O’donoghue, T., Morris, D. W., Fahey, C., Da Costa, A., Moore, S., Cummings, E., Leicht, G., Karch, S., Hoerold, D., Tropea, D., & others. (2014). Effects of ZNF804A on auditory P300 response in schizophrenia. Translational Psychiatry, 4(1), e345. https://www.ncbi.nlm.nih.gov/pmc/articles/PMC3905225/
Whitaker, K. W., & Hairston, W. D. (2012). Assessing the minimum number of synchronization triggers necessary for temporal variance compensation in commercial electroencephalography (EEG) systems. ARMY RESEARCH LAB ABERDEEN PROVING GROUND MD HUMAN RESEARCH AND ENGINEERING DIRECTORATE. http://www.dtic.mil/docs/citations/ADA568650
Gruber, T., Tsivilis, D., Giabbiconi, C.-M., & Müller, M. M. (2008). Induced electroencephalogram oscillations during source memory: familiarity is reflected in the gamma band, recollection in the theta band. Journal of Cognitive Neuroscience, 20(6), 1043–1053. http://www.mitpressjournals.org/doi/abs/10.1162/jocn.2008.20068
Benko, H., Saponas, T. S., Morris, D., & Tan, D. (2009). Enhancing input on and above the interactive surface with muscle sensing. Proceedings of the ACM International Conference on Interactive Tabletops and Surfaces, 93–100. http://dl.acm.org/citation.cfm?id=1731924

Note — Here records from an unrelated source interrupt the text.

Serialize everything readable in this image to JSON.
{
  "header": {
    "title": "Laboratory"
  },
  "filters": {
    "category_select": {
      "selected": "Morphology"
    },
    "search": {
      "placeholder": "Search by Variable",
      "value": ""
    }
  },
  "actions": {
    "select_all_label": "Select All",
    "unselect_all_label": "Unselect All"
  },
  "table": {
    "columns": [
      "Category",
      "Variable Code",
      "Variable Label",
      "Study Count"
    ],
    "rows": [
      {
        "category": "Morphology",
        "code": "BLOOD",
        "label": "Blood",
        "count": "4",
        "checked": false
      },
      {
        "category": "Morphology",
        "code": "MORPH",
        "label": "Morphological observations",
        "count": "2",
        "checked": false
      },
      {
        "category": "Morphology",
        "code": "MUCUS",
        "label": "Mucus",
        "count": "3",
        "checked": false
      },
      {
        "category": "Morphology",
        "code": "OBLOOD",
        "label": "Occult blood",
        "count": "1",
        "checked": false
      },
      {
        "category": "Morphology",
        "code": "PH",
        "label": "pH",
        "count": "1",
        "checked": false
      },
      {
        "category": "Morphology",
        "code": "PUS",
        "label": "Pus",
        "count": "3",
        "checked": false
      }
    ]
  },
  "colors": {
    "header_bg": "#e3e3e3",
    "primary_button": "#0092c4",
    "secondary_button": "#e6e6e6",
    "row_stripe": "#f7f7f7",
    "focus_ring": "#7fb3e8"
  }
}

Koelstra, S., Mühl, C., & Patras, I. (2009). EEG analysis for implicit tagging of video data. Affective Computing and Intelligent Interaction and Workshops, 2009. ACII 2009. 3rd International Conference On, 1–6. http://ieeexplore.ieee.org/abstract/document/5349482/
Nolan, H., Whelan, R., Reilly, R. B., Bulthoff, H. H., & Butler, J. S. (2009). Acquisition of human EEG data during linear self-motion on a Stewart platform. Neural Engineering, 2009. NER’09. 4th International IEEE/EMBS Conference On, 585–588. http://ieeexplore.ieee.org/abstract/document/5109364/